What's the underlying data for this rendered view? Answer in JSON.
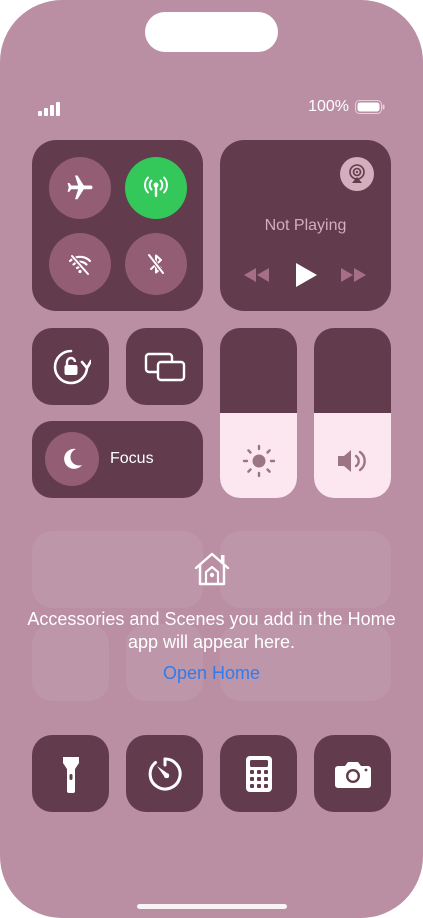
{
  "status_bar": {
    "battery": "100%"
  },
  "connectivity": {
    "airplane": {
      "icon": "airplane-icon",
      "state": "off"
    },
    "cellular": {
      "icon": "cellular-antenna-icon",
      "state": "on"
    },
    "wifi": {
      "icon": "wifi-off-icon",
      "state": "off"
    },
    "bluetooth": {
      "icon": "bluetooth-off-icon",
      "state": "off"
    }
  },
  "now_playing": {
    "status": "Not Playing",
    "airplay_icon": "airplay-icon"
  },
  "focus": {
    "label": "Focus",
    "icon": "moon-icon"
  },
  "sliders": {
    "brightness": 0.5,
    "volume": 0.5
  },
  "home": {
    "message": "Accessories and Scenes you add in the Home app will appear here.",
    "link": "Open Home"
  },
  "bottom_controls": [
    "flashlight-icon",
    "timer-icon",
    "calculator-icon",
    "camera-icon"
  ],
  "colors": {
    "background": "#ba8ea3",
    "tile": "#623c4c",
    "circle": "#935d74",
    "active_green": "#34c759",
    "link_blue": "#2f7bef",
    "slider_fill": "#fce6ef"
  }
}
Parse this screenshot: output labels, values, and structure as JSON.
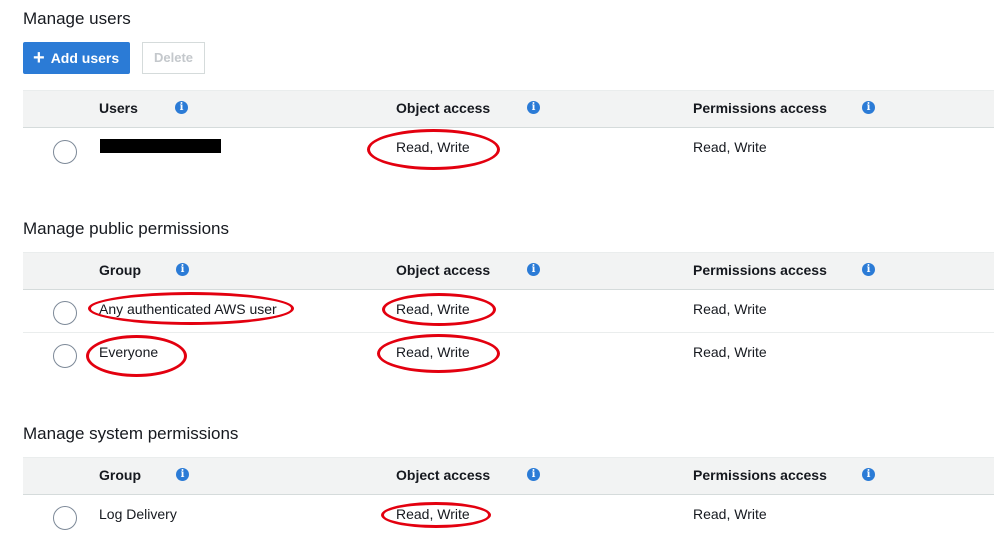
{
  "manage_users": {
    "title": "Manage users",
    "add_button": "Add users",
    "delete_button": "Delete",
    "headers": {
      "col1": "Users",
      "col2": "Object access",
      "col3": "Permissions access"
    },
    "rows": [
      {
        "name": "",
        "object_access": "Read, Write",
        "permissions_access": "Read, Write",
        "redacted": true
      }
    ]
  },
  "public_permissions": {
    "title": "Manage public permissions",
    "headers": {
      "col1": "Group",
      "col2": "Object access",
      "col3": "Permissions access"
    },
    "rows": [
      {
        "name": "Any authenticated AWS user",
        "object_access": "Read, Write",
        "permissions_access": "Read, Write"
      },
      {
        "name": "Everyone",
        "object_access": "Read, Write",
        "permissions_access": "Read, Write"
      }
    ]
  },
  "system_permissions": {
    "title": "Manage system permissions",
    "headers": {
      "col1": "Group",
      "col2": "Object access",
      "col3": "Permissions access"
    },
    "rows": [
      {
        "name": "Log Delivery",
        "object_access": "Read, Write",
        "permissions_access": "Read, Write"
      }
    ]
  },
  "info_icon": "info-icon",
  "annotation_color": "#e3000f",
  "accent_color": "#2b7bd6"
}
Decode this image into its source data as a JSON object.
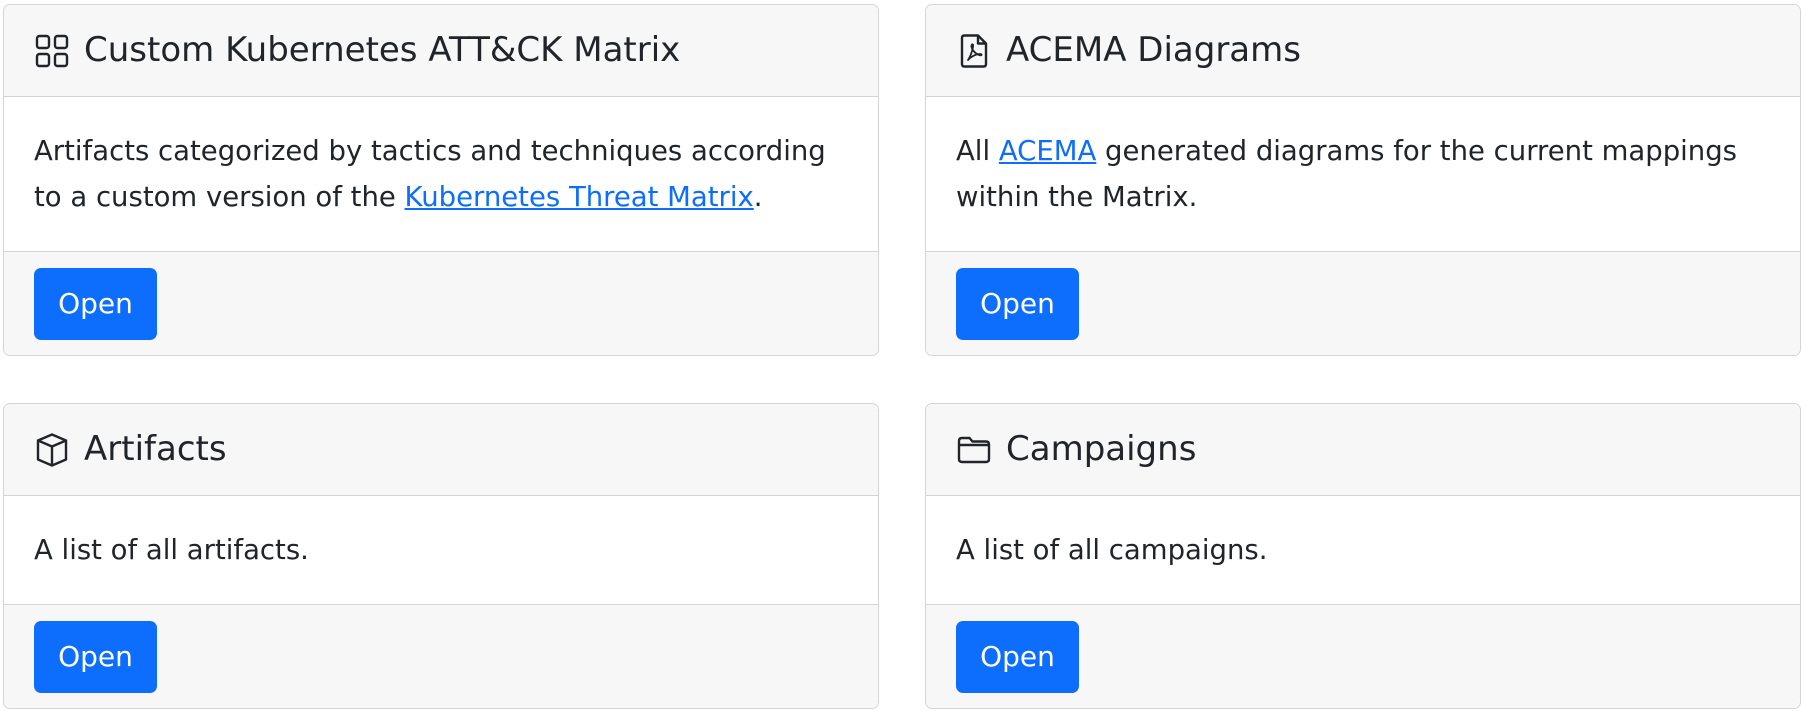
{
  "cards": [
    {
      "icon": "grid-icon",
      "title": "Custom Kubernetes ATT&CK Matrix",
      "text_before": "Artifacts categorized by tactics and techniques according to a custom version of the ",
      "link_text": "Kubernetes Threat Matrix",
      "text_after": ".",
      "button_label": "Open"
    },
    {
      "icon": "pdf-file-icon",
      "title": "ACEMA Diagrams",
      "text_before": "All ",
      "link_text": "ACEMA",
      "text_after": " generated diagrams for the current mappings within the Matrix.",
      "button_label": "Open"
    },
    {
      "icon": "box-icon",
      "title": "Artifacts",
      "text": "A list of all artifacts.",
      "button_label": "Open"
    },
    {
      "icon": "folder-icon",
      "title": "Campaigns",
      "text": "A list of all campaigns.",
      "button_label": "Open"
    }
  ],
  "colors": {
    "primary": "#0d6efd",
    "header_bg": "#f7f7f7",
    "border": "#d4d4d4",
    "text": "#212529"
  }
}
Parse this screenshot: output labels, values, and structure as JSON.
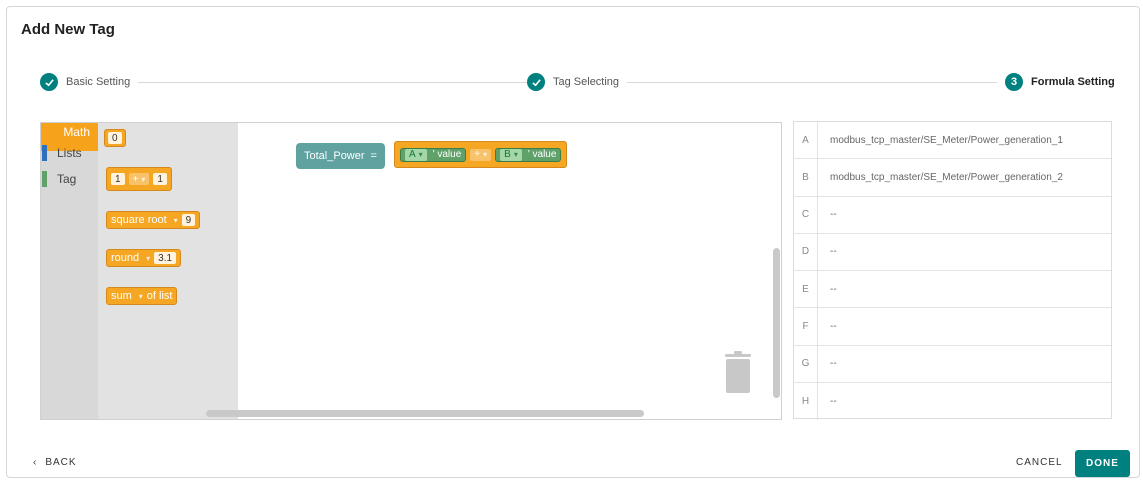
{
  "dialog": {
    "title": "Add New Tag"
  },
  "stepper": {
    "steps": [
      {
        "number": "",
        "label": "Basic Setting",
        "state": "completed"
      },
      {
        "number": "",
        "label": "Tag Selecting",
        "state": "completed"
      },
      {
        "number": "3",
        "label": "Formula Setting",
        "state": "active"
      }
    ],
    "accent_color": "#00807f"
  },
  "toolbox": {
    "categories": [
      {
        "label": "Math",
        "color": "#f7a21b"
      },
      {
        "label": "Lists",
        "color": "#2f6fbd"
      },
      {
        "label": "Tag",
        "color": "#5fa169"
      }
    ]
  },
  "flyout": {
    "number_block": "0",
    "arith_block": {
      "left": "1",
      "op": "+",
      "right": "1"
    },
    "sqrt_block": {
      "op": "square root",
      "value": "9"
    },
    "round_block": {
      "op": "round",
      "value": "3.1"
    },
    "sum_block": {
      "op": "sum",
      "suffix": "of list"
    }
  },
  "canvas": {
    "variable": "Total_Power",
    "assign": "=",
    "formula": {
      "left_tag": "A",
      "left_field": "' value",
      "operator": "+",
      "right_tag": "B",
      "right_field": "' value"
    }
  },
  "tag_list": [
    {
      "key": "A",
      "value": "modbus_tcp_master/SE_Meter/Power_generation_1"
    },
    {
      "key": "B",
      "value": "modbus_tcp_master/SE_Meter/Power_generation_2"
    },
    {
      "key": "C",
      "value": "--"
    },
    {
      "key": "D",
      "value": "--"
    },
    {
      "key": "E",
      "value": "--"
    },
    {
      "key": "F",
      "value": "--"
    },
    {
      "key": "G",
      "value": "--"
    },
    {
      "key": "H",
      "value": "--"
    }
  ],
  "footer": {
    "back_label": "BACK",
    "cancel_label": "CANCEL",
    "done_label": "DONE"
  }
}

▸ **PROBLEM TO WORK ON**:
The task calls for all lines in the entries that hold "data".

▸ **TASK ANSWER**:
What's the underlying data for this rendered view? Answer in JSON.
Decode this image into its source data as a JSON object.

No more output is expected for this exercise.